Work order ▸ Set all the entries down once more, with nothing altered.

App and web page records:
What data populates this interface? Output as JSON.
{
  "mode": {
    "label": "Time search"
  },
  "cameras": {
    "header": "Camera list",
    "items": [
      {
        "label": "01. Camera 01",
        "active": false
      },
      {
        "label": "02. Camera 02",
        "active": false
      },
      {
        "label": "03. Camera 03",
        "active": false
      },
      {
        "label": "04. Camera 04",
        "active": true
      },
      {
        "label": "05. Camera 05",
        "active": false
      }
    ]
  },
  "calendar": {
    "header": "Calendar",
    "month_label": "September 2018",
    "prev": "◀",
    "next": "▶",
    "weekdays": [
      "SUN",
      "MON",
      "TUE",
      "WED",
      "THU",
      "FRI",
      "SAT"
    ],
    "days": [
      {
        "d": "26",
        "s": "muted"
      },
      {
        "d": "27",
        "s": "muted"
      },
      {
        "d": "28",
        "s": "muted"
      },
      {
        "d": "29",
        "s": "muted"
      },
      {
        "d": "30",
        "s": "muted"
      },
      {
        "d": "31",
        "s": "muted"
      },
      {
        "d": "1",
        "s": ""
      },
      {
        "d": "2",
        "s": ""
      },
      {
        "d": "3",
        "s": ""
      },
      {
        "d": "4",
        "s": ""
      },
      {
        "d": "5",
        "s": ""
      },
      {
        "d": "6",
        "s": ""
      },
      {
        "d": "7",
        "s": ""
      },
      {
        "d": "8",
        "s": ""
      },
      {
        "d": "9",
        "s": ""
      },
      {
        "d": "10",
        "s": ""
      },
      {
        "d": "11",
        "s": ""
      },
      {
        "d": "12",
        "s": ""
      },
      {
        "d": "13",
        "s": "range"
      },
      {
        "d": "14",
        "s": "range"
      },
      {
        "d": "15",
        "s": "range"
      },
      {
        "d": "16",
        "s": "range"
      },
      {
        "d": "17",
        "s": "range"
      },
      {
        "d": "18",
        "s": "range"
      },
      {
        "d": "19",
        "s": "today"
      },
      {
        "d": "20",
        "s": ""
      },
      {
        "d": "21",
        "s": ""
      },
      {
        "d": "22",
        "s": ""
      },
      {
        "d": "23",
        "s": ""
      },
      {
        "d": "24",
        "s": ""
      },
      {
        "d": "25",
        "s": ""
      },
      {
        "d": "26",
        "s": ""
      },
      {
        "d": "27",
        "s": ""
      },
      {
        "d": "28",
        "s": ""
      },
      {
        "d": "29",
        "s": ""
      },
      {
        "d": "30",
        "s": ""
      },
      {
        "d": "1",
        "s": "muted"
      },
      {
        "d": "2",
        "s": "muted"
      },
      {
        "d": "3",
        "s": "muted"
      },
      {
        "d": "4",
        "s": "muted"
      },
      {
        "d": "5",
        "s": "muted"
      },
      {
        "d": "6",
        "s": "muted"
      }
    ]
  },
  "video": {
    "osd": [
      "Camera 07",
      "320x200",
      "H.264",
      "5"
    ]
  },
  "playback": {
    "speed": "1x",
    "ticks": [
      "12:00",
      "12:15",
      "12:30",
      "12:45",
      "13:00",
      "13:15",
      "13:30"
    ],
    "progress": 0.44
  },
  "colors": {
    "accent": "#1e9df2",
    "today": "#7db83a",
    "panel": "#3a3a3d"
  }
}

Solved exercise ▸
What data populates this interface? Output as JSON.
{
  "mode": {
    "label": "Time search"
  },
  "cameras": {
    "header": "Camera list",
    "items": [
      {
        "label": "01. Camera 01",
        "active": false
      },
      {
        "label": "02. Camera 02",
        "active": false
      },
      {
        "label": "03. Camera 03",
        "active": false
      },
      {
        "label": "04. Camera 04",
        "active": true
      },
      {
        "label": "05. Camera 05",
        "active": false
      }
    ]
  },
  "calendar": {
    "header": "Calendar",
    "month_label": "September 2018",
    "prev": "◀",
    "next": "▶",
    "weekdays": [
      "SUN",
      "MON",
      "TUE",
      "WED",
      "THU",
      "FRI",
      "SAT"
    ],
    "days": [
      {
        "d": "26",
        "s": "muted"
      },
      {
        "d": "27",
        "s": "muted"
      },
      {
        "d": "28",
        "s": "muted"
      },
      {
        "d": "29",
        "s": "muted"
      },
      {
        "d": "30",
        "s": "muted"
      },
      {
        "d": "31",
        "s": "muted"
      },
      {
        "d": "1",
        "s": ""
      },
      {
        "d": "2",
        "s": ""
      },
      {
        "d": "3",
        "s": ""
      },
      {
        "d": "4",
        "s": ""
      },
      {
        "d": "5",
        "s": ""
      },
      {
        "d": "6",
        "s": ""
      },
      {
        "d": "7",
        "s": ""
      },
      {
        "d": "8",
        "s": ""
      },
      {
        "d": "9",
        "s": ""
      },
      {
        "d": "10",
        "s": ""
      },
      {
        "d": "11",
        "s": ""
      },
      {
        "d": "12",
        "s": ""
      },
      {
        "d": "13",
        "s": "range"
      },
      {
        "d": "14",
        "s": "range"
      },
      {
        "d": "15",
        "s": "range"
      },
      {
        "d": "16",
        "s": "range"
      },
      {
        "d": "17",
        "s": "range"
      },
      {
        "d": "18",
        "s": "range"
      },
      {
        "d": "19",
        "s": "today"
      },
      {
        "d": "20",
        "s": ""
      },
      {
        "d": "21",
        "s": ""
      },
      {
        "d": "22",
        "s": ""
      },
      {
        "d": "23",
        "s": ""
      },
      {
        "d": "24",
        "s": ""
      },
      {
        "d": "25",
        "s": ""
      },
      {
        "d": "26",
        "s": ""
      },
      {
        "d": "27",
        "s": ""
      },
      {
        "d": "28",
        "s": ""
      },
      {
        "d": "29",
        "s": ""
      },
      {
        "d": "30",
        "s": ""
      },
      {
        "d": "1",
        "s": "muted"
      },
      {
        "d": "2",
        "s": "muted"
      },
      {
        "d": "3",
        "s": "muted"
      },
      {
        "d": "4",
        "s": "muted"
      },
      {
        "d": "5",
        "s": "muted"
      },
      {
        "d": "6",
        "s": "muted"
      }
    ]
  },
  "video": {
    "osd": [
      "Camera 07",
      "320x200",
      "H.264",
      "5"
    ]
  },
  "playback": {
    "speed": "1x",
    "ticks": [
      "12:00",
      "12:15",
      "12:30",
      "12:45",
      "13:00",
      "13:15",
      "13:30"
    ],
    "progress": 0.44
  },
  "colors": {
    "accent": "#1e9df2",
    "today": "#7db83a",
    "panel": "#3a3a3d"
  }
}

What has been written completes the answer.